Nothing but a number belongs in the answer: how many lines of the records below contain the string "Management".

**Dataset rows describing interfaces**

────────────────

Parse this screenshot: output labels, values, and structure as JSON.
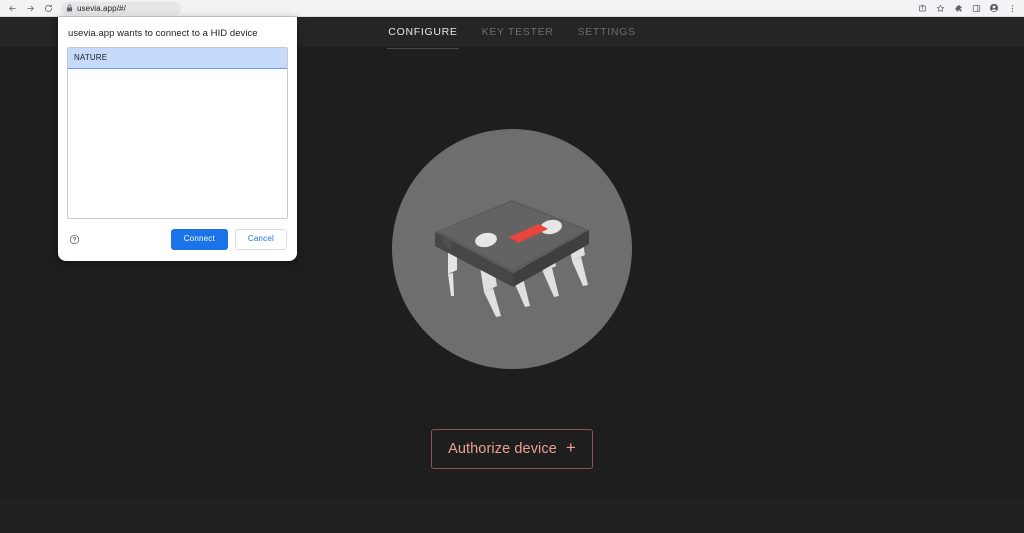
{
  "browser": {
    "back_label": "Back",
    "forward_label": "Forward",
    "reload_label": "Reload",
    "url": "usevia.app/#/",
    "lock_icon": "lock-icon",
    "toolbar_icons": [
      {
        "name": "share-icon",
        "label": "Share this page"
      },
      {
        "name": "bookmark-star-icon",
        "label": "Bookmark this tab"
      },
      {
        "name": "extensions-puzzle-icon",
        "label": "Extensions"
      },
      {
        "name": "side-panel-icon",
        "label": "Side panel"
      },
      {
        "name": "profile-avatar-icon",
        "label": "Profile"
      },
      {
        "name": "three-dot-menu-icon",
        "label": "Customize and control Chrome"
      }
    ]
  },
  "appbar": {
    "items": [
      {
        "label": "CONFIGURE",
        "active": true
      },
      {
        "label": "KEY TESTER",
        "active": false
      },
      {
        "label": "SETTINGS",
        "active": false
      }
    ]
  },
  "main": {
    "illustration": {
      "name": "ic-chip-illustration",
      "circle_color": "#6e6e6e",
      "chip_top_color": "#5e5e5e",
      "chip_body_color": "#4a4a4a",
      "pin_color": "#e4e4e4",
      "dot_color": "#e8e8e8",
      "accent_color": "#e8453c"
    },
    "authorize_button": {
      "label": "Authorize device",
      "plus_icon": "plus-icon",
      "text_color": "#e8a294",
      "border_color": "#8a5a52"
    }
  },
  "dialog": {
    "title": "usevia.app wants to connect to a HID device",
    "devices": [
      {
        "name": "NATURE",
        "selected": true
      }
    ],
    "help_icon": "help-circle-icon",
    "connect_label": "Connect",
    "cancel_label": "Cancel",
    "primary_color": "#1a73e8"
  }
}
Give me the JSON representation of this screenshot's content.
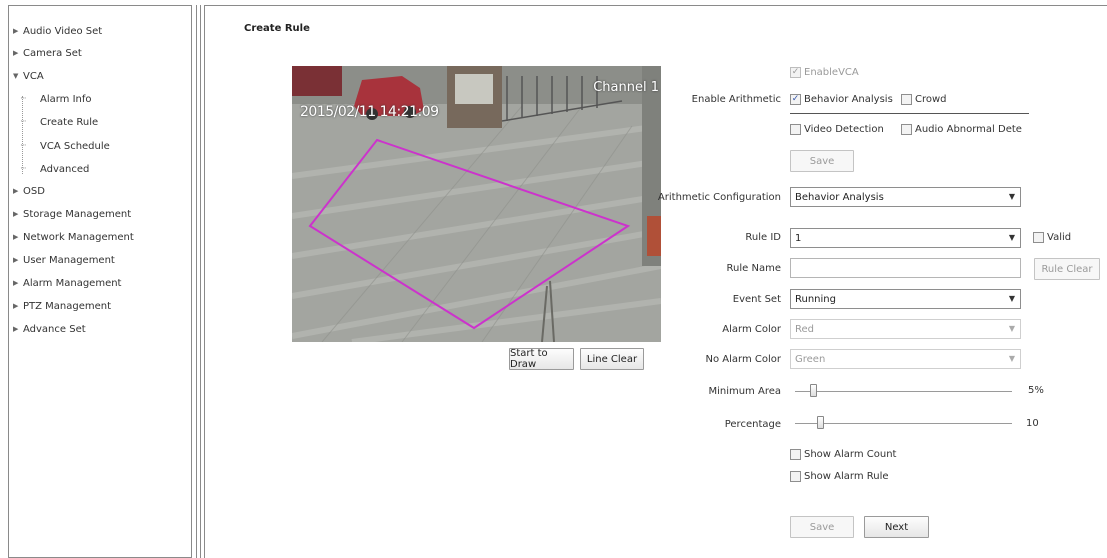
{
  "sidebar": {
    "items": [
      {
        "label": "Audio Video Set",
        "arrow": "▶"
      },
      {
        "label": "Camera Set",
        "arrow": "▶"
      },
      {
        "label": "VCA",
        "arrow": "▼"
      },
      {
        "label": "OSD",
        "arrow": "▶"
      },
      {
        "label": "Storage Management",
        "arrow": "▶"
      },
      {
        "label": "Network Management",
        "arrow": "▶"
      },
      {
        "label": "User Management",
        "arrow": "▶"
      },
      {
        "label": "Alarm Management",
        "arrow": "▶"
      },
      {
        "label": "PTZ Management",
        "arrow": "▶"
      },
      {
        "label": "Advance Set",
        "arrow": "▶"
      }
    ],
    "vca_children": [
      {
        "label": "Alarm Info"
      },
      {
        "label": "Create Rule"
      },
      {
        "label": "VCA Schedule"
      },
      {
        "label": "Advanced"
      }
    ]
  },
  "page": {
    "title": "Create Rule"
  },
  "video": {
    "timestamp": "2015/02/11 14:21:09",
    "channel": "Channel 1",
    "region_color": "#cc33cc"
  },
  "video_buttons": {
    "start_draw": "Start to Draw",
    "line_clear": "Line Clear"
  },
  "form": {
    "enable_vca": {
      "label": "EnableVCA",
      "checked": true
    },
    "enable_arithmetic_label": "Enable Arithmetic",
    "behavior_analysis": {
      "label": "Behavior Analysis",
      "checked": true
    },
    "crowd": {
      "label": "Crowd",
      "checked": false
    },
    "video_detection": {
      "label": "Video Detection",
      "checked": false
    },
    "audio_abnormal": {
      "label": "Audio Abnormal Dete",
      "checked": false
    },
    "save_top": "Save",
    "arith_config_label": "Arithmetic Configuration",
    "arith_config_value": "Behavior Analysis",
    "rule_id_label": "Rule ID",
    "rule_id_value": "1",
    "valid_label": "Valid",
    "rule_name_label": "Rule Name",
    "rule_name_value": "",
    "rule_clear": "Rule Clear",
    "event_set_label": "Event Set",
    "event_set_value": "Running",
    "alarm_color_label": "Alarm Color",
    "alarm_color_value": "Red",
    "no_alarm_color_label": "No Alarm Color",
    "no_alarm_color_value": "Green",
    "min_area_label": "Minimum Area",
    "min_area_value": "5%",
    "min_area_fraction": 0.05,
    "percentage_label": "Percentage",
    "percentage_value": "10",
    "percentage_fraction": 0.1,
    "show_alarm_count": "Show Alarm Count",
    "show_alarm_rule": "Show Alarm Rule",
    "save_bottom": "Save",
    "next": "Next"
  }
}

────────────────

**Solution for this problem**
5